Data records for software interfaces:
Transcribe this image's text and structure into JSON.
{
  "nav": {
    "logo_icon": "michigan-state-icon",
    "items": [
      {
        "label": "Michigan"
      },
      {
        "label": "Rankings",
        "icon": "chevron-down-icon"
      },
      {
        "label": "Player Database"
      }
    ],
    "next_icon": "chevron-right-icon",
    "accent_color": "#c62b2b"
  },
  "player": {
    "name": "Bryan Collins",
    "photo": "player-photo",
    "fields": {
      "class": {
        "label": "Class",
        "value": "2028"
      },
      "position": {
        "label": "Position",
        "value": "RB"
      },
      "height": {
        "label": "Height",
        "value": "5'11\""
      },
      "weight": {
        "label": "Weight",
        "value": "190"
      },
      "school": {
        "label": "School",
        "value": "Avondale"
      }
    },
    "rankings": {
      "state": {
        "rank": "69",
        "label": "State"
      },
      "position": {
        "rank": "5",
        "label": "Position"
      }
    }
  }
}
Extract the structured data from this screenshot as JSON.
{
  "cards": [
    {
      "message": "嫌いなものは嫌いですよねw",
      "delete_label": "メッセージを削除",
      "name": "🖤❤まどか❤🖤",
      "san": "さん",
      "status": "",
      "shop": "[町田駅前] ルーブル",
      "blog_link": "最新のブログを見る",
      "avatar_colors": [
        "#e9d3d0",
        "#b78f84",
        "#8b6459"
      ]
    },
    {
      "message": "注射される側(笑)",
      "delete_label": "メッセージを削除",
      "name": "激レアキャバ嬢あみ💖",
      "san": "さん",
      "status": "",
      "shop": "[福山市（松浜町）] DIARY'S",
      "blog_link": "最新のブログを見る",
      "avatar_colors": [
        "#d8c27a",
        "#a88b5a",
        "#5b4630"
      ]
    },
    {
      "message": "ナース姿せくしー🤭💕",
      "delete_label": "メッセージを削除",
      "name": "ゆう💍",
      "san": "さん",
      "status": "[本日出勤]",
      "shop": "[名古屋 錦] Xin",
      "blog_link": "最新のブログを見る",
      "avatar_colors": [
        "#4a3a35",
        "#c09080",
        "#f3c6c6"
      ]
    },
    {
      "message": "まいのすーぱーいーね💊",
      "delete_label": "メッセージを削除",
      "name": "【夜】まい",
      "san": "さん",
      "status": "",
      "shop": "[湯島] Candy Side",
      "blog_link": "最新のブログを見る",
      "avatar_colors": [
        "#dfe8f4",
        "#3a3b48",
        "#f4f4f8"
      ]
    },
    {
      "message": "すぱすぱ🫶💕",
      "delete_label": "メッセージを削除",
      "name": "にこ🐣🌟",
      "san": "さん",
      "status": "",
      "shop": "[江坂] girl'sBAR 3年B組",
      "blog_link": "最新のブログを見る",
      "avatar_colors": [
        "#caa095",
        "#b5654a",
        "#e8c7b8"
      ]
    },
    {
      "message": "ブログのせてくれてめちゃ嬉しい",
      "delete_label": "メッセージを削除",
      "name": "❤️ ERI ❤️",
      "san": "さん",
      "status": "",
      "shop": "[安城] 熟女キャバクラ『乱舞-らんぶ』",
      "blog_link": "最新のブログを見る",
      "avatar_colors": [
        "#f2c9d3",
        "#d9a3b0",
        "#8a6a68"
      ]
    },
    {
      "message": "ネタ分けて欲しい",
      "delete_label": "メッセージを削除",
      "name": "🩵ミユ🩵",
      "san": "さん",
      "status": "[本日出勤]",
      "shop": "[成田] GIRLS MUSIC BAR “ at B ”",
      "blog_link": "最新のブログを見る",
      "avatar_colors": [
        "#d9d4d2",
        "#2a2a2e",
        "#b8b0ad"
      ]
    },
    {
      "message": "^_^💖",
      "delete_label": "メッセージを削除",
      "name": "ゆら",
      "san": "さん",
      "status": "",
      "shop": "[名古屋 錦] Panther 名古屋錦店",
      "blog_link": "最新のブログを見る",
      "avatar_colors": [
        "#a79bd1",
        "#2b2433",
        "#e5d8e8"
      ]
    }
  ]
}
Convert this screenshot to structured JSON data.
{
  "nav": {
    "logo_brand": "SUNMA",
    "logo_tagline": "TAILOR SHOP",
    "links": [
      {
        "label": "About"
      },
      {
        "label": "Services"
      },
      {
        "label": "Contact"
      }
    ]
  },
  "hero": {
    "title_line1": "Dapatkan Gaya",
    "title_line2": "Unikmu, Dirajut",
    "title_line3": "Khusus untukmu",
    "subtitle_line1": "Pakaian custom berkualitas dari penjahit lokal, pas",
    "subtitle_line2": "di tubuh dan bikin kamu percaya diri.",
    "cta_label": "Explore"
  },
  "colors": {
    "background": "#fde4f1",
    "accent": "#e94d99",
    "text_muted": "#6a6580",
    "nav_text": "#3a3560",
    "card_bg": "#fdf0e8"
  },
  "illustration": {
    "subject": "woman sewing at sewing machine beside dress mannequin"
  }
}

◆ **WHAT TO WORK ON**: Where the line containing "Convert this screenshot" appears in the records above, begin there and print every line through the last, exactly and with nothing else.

◆ **SOLVED PROBLEM**:
Convert this screenshot to structured JSON data.
{
  "nav": {
    "logo_brand": "SUNMA",
    "logo_tagline": "TAILOR SHOP",
    "links": [
      {
        "label": "About"
      },
      {
        "label": "Services"
      },
      {
        "label": "Contact"
      }
    ]
  },
  "hero": {
    "title_line1": "Dapatkan Gaya",
    "title_line2": "Unikmu, Dirajut",
    "title_line3": "Khusus untukmu",
    "subtitle_line1": "Pakaian custom berkualitas dari penjahit lokal, pas",
    "subtitle_line2": "di tubuh dan bikin kamu percaya diri.",
    "cta_label": "Explore"
  },
  "colors": {
    "background": "#fde4f1",
    "accent": "#e94d99",
    "text_muted": "#6a6580",
    "nav_text": "#3a3560",
    "card_bg": "#fdf0e8"
  },
  "illustration": {
    "subject": "woman sewing at sewing machine beside dress mannequin"
  }
}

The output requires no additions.